As a space in which multiple Indigenous Oaxacan voices come together with allies, “Boom Oaxaca” attempts to make visible distinctive and common ground experiences as Ñuu Savi, Triqui, Zapotec, and other Indigenous Oaxacans. Like the artists themselves, the portraits, Indigenous organizations and sponsors of the exhibition, and academics who are Zapotec, we say invisible no more! We continue to exist and be Indigenous! To intentionally map ourselves in these spaces is to resist settler colonial erasure inside and outside Latinidad, Chicanidad and mestizaje. Like Indigeneity, Oaxacans are diverse, have held fluid identities to survive elimination, and have complex realities that cannot be singly defined, but do require the creation of “comfortable spaces to have uncomfortable conversations” about Indigeneity, nationalism, racial violence, even if others may not want to listen or brings up critiques of Indigenous appropriation. As Indigenous peoples, responsibility and respect are a comunalidad process among each other as pueblos originarios (original pueblos/peoples). Many Oaxacan generations in diaspora are still closely related to our respective pueblos. These same Indigenous communal values of respect for the land and its peoples are now part of our relationship building with the Native peoples on whose land we are guests throughout California. To our Indigenous Oaxacan communities and relations, we give thanks—Yoshxleno!
~ A Zapoteca mother & scholar, Brenda Nicolas (Sierra Norte).
Dr. Brenda Nicolas (Bene Xhiin, Zapotec) is Assistant Professor in Global Studies at UC Irvine where her work looks at the transborder communal experiences of Zapotec diasporas in Los Angeles. Dr. Nicolas received her PhD in Chicana/o and Central American Studies (UCLA). She has an M.A. in Chicana/o Studies (UCLA) and an M.A. in Latin American Studies from UC San Diego. She holds a B.A in Sociology and Latin American Studies from UC Riverside. She lives in LA and enjoys spending time outdoors with her son and husband.
La Dra. Brenda Nicolás (Bene xhiin, zapoteca) es Profesora Asistente en la facultad de Estudios de Globalidad en UC Irvine donde su trabajo analiza las experiencias comunitarias transfronterizas de las diásporas zapotecas en Los Ángeles. La Dra. Nicolás recibió su doctorado en Chicana/o y Estudios Centroamericanos (UCLA) donde también completó una Maestría.

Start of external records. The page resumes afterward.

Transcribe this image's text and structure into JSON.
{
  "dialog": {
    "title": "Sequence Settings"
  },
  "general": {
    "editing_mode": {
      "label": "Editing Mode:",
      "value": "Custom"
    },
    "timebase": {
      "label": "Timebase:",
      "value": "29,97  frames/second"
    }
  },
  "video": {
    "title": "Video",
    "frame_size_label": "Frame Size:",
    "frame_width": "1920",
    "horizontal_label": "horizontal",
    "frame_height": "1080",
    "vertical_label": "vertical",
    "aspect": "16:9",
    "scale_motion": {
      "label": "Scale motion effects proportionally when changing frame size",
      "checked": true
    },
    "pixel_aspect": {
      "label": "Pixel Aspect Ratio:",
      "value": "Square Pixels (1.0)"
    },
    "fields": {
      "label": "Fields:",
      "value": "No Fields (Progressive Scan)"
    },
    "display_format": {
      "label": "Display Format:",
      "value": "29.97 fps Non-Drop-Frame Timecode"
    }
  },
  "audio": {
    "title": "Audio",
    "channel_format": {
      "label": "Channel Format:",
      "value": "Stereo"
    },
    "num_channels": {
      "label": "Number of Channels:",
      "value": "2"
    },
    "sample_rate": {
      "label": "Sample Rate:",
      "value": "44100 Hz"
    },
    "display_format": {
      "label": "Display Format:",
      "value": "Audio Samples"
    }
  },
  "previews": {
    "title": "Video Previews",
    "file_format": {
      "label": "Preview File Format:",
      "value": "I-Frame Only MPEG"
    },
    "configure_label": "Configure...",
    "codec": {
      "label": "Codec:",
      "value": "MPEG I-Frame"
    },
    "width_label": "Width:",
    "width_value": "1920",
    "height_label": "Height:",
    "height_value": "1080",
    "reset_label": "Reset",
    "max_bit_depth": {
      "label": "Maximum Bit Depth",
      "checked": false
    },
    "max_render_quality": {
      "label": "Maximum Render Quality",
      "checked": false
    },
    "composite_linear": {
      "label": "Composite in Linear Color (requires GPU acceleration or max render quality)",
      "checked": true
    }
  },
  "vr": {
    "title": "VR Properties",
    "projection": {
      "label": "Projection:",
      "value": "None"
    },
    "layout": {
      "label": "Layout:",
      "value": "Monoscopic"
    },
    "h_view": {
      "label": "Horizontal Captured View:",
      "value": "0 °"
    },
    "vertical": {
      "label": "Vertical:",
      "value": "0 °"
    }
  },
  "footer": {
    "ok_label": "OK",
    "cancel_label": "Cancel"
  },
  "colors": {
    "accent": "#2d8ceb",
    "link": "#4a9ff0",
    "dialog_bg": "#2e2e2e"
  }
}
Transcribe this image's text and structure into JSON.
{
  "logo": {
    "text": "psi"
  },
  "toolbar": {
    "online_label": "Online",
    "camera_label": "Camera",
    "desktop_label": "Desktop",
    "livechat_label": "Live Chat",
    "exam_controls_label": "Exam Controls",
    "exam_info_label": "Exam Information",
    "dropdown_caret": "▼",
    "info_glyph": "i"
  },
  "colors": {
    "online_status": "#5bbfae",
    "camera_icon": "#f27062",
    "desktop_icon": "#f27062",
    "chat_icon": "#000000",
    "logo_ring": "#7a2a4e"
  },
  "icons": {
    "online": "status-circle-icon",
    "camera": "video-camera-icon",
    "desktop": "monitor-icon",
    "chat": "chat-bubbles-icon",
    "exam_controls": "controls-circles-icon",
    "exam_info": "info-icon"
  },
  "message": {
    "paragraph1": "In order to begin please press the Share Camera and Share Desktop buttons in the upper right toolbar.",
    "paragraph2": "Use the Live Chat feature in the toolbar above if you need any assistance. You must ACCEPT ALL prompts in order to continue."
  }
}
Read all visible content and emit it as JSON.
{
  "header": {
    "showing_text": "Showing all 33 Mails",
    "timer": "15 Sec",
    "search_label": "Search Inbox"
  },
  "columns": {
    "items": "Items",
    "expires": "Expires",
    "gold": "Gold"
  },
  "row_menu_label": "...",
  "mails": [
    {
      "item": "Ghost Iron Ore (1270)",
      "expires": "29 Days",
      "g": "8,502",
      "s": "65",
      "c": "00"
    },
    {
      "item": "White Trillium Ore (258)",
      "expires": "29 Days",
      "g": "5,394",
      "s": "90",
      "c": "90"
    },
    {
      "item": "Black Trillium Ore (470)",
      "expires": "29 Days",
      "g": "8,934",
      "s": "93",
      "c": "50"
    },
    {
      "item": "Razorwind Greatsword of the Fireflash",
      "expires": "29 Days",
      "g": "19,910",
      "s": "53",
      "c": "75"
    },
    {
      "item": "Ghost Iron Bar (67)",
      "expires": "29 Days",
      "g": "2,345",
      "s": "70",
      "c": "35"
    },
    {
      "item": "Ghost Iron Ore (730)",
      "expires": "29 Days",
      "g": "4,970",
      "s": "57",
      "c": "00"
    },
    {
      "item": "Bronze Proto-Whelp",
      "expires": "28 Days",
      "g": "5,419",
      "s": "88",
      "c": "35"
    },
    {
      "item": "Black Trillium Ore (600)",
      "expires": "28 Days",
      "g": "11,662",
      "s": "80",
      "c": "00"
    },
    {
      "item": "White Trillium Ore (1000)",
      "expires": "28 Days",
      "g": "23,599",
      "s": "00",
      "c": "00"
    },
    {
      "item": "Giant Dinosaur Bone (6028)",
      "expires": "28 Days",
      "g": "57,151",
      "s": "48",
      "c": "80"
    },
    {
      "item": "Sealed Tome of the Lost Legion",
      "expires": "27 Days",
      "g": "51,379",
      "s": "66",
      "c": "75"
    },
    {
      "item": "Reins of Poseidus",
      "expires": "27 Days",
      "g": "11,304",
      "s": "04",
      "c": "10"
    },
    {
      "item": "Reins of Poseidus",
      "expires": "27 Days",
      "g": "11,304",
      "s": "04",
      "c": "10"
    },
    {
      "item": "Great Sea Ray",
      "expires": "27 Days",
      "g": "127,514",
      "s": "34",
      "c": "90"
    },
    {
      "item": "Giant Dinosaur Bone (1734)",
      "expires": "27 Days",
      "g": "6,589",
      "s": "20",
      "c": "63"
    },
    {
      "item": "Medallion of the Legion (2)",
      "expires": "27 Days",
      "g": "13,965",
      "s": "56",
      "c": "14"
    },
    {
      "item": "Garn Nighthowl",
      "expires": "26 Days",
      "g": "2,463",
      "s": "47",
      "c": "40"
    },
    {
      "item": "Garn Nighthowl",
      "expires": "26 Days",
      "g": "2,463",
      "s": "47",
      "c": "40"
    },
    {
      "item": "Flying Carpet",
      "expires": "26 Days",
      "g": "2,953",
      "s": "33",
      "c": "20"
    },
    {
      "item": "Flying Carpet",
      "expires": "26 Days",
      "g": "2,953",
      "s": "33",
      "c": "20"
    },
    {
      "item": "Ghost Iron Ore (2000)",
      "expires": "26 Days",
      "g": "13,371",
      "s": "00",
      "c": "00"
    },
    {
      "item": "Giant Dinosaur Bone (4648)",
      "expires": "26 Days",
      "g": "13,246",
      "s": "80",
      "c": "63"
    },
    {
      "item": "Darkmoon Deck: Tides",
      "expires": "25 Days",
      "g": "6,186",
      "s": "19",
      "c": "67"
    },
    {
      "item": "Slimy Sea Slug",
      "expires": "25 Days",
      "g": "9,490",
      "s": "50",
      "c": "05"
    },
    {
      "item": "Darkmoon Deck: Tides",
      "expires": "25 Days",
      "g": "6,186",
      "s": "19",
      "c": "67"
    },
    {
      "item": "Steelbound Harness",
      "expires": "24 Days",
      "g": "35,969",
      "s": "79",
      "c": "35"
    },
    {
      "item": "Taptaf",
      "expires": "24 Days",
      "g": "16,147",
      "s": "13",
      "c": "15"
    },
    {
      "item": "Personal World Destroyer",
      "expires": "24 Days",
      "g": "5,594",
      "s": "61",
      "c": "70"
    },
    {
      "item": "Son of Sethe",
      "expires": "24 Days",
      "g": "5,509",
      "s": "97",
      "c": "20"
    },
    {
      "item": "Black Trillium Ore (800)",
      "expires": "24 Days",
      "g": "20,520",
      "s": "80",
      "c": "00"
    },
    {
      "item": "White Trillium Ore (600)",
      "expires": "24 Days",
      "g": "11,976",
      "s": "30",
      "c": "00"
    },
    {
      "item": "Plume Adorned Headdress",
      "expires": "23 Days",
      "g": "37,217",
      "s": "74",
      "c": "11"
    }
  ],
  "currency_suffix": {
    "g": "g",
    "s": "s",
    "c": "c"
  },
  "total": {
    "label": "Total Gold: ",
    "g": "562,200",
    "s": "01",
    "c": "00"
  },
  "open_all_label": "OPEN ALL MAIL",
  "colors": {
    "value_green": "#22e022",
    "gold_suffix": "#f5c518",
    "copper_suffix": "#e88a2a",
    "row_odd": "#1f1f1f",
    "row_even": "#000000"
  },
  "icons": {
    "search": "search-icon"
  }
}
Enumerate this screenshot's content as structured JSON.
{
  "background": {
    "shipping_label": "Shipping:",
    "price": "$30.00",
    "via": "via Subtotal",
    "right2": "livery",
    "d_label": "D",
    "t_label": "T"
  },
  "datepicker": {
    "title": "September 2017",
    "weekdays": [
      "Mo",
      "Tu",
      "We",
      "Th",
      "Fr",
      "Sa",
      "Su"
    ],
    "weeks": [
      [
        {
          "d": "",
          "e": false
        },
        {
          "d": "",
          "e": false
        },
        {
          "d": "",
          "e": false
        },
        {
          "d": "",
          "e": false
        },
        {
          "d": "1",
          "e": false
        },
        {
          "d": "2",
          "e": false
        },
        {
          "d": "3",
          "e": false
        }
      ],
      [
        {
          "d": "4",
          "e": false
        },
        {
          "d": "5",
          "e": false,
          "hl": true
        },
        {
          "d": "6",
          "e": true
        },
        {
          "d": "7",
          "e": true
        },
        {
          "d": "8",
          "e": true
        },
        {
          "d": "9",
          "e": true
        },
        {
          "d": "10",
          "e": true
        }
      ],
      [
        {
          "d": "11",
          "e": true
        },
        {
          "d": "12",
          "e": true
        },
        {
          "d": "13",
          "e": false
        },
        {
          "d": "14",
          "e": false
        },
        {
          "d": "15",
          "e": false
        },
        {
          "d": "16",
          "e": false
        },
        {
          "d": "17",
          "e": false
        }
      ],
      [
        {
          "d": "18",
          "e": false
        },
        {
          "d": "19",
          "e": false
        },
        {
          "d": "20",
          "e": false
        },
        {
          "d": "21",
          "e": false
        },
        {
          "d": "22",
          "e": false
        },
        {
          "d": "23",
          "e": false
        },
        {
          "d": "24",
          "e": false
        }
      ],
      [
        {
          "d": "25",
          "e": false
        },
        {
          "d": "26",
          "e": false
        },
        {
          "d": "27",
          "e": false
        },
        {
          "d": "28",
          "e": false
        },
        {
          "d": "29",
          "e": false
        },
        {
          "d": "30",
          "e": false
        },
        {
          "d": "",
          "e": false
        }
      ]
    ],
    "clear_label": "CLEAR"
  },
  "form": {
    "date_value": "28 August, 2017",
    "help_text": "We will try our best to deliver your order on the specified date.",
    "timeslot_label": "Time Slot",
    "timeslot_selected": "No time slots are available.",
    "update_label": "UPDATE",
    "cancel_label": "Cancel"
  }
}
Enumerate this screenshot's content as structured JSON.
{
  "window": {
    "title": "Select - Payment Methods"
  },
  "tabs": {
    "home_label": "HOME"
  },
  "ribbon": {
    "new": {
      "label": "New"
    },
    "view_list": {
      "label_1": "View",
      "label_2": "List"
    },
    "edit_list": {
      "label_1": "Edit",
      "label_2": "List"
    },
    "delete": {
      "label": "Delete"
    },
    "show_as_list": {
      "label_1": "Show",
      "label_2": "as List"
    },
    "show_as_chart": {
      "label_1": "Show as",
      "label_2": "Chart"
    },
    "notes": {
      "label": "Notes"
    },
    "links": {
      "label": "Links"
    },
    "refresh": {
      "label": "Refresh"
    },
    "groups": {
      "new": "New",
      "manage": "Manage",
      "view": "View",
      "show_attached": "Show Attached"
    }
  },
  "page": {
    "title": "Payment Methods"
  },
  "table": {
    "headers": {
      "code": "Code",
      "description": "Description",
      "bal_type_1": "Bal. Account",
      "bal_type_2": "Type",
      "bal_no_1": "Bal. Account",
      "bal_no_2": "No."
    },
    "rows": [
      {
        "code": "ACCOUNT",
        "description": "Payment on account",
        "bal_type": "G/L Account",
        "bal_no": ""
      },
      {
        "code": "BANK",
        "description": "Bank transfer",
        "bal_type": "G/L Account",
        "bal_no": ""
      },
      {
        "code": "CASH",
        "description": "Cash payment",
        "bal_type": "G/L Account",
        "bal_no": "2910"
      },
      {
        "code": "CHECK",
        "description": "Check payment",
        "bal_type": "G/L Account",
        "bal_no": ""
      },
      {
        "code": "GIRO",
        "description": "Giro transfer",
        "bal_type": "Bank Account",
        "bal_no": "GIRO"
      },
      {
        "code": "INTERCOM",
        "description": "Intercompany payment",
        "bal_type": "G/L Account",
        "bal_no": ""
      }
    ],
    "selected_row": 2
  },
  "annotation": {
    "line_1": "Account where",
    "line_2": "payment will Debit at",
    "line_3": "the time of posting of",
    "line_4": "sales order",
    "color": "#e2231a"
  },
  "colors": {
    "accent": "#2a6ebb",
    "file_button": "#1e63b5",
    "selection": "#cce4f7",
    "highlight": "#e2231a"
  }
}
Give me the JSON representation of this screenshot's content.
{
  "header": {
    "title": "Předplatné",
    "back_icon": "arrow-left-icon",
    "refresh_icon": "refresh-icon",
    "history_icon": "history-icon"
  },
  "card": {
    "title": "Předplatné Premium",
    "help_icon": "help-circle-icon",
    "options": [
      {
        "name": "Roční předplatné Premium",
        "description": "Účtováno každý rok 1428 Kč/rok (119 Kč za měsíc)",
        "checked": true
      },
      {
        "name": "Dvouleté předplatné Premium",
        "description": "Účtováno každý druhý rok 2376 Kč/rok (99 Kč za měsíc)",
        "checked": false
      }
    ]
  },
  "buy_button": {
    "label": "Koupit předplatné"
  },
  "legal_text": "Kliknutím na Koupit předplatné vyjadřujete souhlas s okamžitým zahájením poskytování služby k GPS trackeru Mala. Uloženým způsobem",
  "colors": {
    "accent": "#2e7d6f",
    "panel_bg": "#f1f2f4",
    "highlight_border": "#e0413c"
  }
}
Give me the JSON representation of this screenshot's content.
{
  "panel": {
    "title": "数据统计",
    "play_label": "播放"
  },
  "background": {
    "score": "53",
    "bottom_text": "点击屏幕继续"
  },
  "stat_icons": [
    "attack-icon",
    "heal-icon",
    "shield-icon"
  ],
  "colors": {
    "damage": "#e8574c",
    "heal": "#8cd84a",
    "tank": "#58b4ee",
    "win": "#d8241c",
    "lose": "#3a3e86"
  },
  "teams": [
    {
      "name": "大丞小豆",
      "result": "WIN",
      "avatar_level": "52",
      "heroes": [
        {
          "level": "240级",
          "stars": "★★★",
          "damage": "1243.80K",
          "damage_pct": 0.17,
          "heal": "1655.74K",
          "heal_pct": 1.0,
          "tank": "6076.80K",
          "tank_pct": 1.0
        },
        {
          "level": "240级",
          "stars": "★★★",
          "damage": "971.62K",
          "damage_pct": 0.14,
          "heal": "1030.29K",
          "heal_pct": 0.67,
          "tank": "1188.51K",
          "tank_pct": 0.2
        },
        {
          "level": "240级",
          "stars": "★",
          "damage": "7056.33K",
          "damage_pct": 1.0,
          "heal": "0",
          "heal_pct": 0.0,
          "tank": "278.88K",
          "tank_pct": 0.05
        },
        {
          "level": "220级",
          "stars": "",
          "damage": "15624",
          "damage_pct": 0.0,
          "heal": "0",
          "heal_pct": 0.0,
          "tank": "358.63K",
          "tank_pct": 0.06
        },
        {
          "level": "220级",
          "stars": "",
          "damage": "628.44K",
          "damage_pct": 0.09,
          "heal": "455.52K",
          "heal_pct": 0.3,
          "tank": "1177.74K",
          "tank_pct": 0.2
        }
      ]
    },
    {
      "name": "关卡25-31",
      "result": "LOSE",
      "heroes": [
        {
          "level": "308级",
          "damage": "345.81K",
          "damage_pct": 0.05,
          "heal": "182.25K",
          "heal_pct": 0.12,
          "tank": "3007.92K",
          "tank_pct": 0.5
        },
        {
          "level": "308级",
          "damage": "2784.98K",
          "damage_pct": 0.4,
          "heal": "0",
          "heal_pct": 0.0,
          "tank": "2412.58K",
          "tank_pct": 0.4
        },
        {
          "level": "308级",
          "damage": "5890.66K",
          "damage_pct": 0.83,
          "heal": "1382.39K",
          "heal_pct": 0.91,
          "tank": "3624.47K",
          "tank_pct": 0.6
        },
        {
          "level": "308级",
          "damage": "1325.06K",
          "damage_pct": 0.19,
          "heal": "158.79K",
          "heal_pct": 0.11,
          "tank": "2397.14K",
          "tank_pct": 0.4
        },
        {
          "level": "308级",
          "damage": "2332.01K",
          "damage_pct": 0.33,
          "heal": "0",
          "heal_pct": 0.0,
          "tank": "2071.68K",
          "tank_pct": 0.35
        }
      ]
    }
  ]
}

Tiene una Maestría en Estudios Latinoamericanos de UC San Diego y recibió una licenciatura en Sociología y Estudios Latinoamericanos de UC Riverside. Vive en Los Ángeles y le gusta pasar tiempo en las afueras con su hijo y esposo.